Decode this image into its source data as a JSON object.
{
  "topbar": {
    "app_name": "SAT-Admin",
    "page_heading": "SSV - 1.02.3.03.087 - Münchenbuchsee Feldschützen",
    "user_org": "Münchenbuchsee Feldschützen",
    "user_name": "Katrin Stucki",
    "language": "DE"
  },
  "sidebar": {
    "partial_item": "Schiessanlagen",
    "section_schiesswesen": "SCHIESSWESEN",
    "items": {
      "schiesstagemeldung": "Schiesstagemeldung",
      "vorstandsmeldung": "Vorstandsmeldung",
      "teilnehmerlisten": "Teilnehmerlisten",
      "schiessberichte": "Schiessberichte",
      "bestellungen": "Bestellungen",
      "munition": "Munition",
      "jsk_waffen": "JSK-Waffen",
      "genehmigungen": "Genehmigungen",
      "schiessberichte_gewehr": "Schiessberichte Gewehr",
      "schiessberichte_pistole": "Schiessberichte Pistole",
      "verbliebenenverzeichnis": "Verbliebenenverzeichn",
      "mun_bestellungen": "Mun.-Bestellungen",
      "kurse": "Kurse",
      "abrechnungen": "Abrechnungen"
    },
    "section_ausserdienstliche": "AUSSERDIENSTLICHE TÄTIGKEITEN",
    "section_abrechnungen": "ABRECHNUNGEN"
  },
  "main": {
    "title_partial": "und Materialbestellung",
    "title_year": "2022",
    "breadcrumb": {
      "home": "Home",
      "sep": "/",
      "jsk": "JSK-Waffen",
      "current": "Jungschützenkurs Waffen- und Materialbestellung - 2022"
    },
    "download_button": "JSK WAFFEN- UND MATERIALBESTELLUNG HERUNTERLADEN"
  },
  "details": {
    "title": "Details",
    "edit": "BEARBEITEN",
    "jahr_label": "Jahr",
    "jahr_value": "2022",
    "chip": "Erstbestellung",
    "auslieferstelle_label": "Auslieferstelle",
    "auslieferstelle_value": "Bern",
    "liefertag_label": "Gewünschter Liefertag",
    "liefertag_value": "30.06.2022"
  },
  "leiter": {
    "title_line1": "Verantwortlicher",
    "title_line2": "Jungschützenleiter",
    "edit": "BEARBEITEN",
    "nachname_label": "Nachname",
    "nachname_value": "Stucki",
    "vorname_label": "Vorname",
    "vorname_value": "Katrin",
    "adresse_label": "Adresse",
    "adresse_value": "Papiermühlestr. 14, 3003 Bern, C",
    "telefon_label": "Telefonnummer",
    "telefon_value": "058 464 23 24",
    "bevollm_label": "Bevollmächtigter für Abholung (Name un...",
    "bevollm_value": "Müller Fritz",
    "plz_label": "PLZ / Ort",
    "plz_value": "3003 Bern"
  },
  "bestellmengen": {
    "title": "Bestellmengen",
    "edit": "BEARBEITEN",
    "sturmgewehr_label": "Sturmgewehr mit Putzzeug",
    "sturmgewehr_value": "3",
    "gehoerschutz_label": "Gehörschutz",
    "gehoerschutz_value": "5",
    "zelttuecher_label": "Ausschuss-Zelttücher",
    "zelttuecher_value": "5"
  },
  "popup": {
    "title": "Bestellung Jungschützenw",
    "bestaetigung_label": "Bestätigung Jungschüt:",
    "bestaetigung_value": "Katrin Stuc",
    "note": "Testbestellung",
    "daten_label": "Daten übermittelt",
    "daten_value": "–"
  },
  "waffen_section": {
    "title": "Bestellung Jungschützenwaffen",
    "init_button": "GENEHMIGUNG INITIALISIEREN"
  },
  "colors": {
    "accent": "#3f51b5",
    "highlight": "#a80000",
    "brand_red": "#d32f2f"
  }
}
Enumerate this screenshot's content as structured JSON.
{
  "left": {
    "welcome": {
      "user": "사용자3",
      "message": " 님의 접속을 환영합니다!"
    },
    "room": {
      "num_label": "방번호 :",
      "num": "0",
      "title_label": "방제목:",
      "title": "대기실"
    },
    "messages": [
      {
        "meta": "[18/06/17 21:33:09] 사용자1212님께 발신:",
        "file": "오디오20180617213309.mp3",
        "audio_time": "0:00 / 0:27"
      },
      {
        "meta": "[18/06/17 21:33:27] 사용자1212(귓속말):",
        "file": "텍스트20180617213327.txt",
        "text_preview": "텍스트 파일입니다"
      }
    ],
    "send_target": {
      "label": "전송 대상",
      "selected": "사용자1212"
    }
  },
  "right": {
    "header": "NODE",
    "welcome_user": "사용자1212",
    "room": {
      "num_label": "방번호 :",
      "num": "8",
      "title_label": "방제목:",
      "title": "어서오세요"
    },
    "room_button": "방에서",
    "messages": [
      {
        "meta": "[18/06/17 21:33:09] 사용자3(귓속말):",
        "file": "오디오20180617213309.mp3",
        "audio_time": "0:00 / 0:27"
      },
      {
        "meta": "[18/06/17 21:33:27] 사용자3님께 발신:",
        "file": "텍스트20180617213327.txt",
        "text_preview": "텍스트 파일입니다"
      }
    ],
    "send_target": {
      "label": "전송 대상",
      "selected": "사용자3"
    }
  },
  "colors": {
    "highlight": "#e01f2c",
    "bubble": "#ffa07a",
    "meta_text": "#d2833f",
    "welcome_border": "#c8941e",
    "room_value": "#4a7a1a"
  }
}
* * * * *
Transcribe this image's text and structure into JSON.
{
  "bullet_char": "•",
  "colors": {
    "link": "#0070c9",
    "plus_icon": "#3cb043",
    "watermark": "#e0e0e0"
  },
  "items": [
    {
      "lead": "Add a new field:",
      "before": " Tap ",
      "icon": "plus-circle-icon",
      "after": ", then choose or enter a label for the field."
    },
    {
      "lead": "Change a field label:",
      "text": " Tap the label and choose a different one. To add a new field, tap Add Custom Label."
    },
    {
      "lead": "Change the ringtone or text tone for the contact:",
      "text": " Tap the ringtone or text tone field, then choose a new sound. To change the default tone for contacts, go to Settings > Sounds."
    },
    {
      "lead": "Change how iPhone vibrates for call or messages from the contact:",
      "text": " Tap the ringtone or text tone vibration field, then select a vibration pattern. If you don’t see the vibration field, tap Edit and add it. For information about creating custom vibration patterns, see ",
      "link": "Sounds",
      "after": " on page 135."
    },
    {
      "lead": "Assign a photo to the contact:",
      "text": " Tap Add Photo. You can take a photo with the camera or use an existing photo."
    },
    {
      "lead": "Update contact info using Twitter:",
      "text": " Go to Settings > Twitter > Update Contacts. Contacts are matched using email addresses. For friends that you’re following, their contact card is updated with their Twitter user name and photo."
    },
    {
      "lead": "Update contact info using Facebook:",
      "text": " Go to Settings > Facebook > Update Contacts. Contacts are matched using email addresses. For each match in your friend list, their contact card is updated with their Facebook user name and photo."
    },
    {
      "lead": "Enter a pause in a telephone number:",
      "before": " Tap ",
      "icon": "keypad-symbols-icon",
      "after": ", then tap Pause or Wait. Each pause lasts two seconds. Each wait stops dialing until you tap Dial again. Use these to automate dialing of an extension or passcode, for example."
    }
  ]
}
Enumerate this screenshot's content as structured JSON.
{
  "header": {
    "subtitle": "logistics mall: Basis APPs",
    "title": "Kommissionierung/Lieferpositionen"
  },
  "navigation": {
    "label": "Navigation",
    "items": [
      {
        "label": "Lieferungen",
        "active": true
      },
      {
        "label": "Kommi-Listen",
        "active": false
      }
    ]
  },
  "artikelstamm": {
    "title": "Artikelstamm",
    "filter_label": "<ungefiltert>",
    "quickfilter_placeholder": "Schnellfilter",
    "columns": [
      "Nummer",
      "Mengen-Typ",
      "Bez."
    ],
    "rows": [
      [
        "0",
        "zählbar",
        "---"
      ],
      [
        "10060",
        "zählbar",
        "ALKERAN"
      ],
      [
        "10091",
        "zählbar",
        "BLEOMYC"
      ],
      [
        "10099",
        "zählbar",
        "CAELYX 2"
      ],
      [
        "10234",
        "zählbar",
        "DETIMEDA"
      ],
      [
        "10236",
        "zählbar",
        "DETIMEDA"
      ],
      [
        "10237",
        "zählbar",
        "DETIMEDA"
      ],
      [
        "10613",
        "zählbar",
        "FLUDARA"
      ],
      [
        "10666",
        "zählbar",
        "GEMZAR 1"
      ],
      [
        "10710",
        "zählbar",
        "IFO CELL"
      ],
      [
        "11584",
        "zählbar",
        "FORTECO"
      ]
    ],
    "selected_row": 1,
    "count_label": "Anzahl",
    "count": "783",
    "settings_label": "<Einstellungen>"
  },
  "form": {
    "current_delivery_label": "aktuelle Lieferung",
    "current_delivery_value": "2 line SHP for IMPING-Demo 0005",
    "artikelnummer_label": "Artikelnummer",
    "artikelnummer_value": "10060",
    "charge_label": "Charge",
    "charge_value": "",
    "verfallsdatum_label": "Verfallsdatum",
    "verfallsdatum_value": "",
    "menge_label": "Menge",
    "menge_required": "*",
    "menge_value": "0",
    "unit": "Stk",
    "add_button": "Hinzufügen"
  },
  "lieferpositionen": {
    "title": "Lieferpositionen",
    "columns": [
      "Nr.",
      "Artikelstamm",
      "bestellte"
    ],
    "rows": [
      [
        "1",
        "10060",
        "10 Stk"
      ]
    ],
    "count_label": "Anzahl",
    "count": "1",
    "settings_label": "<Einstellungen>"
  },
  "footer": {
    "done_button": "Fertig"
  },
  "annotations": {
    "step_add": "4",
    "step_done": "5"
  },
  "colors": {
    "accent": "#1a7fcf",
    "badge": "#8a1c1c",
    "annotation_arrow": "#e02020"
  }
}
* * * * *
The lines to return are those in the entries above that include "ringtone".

      "lead": "Change the ringtone or text tone for the contact:",
      "text": " Tap the ringtone or text tone field, then choose a new sound. To change the default tone for contacts, go to Settings > Sounds."
      "text": " Tap the ringtone or text tone vibration field, then select a vibration pattern. If you don’t see the vibration field, tap Edit and add it. For information about creating custom vibration patterns, see ",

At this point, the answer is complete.